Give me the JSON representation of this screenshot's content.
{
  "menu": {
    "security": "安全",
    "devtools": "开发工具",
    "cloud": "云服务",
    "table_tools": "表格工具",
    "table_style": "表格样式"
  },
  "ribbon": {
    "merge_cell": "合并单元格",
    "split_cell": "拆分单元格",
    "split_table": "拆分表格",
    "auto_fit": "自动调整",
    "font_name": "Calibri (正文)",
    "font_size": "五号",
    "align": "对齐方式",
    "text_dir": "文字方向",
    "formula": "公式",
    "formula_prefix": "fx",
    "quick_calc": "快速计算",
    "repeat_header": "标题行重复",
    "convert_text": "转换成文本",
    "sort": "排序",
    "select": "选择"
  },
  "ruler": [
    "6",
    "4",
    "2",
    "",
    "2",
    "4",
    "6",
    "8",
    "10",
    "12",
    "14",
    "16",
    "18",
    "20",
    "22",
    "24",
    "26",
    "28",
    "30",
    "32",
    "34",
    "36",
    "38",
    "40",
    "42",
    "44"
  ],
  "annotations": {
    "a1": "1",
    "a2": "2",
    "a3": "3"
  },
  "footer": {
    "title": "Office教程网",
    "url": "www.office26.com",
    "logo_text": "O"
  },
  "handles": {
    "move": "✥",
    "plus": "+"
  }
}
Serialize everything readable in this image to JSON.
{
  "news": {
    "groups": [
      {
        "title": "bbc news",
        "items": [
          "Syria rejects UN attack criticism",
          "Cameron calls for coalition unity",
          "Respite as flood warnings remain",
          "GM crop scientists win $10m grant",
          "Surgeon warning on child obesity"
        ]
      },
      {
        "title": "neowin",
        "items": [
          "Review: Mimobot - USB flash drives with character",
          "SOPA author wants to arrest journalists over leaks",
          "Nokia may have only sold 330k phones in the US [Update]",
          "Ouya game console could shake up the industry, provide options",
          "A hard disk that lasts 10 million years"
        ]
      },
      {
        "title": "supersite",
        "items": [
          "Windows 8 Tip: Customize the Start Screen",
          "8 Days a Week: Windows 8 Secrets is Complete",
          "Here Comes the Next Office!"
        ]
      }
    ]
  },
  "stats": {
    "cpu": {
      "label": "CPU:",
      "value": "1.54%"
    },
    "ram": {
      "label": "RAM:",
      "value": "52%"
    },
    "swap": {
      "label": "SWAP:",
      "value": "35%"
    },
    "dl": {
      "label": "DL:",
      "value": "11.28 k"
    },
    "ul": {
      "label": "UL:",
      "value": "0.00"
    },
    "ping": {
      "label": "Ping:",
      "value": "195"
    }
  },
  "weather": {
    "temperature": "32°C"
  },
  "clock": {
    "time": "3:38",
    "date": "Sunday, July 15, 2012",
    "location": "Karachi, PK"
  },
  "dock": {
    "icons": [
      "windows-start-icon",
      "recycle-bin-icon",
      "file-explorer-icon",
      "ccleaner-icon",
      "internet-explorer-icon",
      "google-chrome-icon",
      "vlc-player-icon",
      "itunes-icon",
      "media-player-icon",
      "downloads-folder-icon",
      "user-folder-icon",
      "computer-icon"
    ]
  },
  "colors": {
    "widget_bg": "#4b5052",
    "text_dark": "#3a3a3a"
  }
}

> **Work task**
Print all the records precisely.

> **Exercise response**
Give me the JSON representation of this screenshot's content.
{
  "menu": {
    "security": "安全",
    "devtools": "开发工具",
    "cloud": "云服务",
    "table_tools": "表格工具",
    "table_style": "表格样式"
  },
  "ribbon": {
    "merge_cell": "合并单元格",
    "split_cell": "拆分单元格",
    "split_table": "拆分表格",
    "auto_fit": "自动调整",
    "font_name": "Calibri (正文)",
    "font_size": "五号",
    "align": "对齐方式",
    "text_dir": "文字方向",
    "formula": "公式",
    "formula_prefix": "fx",
    "quick_calc": "快速计算",
    "repeat_header": "标题行重复",
    "convert_text": "转换成文本",
    "sort": "排序",
    "select": "选择"
  },
  "ruler": [
    "6",
    "4",
    "2",
    "",
    "2",
    "4",
    "6",
    "8",
    "10",
    "12",
    "14",
    "16",
    "18",
    "20",
    "22",
    "24",
    "26",
    "28",
    "30",
    "32",
    "34",
    "36",
    "38",
    "40",
    "42",
    "44"
  ],
  "annotations": {
    "a1": "1",
    "a2": "2",
    "a3": "3"
  },
  "footer": {
    "title": "Office教程网",
    "url": "www.office26.com",
    "logo_text": "O"
  },
  "handles": {
    "move": "✥",
    "plus": "+"
  }
}
Serialize everything readable in this image to JSON.
{
  "news": {
    "groups": [
      {
        "title": "bbc news",
        "items": [
          "Syria rejects UN attack criticism",
          "Cameron calls for coalition unity",
          "Respite as flood warnings remain",
          "GM crop scientists win $10m grant",
          "Surgeon warning on child obesity"
        ]
      },
      {
        "title": "neowin",
        "items": [
          "Review: Mimobot - USB flash drives with character",
          "SOPA author wants to arrest journalists over leaks",
          "Nokia may have only sold 330k phones in the US [Update]",
          "Ouya game console could shake up the industry, provide options",
          "A hard disk that lasts 10 million years"
        ]
      },
      {
        "title": "supersite",
        "items": [
          "Windows 8 Tip: Customize the Start Screen",
          "8 Days a Week: Windows 8 Secrets is Complete",
          "Here Comes the Next Office!"
        ]
      }
    ]
  },
  "stats": {
    "cpu": {
      "label": "CPU:",
      "value": "1.54%"
    },
    "ram": {
      "label": "RAM:",
      "value": "52%"
    },
    "swap": {
      "label": "SWAP:",
      "value": "35%"
    },
    "dl": {
      "label": "DL:",
      "value": "11.28 k"
    },
    "ul": {
      "label": "UL:",
      "value": "0.00"
    },
    "ping": {
      "label": "Ping:",
      "value": "195"
    }
  },
  "weather": {
    "temperature": "32°C"
  },
  "clock": {
    "time": "3:38",
    "date": "Sunday, July 15, 2012",
    "location": "Karachi, PK"
  },
  "dock": {
    "icons": [
      "windows-start-icon",
      "recycle-bin-icon",
      "file-explorer-icon",
      "ccleaner-icon",
      "internet-explorer-icon",
      "google-chrome-icon",
      "vlc-player-icon",
      "itunes-icon",
      "media-player-icon",
      "downloads-folder-icon",
      "user-folder-icon",
      "computer-icon"
    ]
  },
  "colors": {
    "widget_bg": "#4b5052",
    "text_dark": "#3a3a3a"
  }
}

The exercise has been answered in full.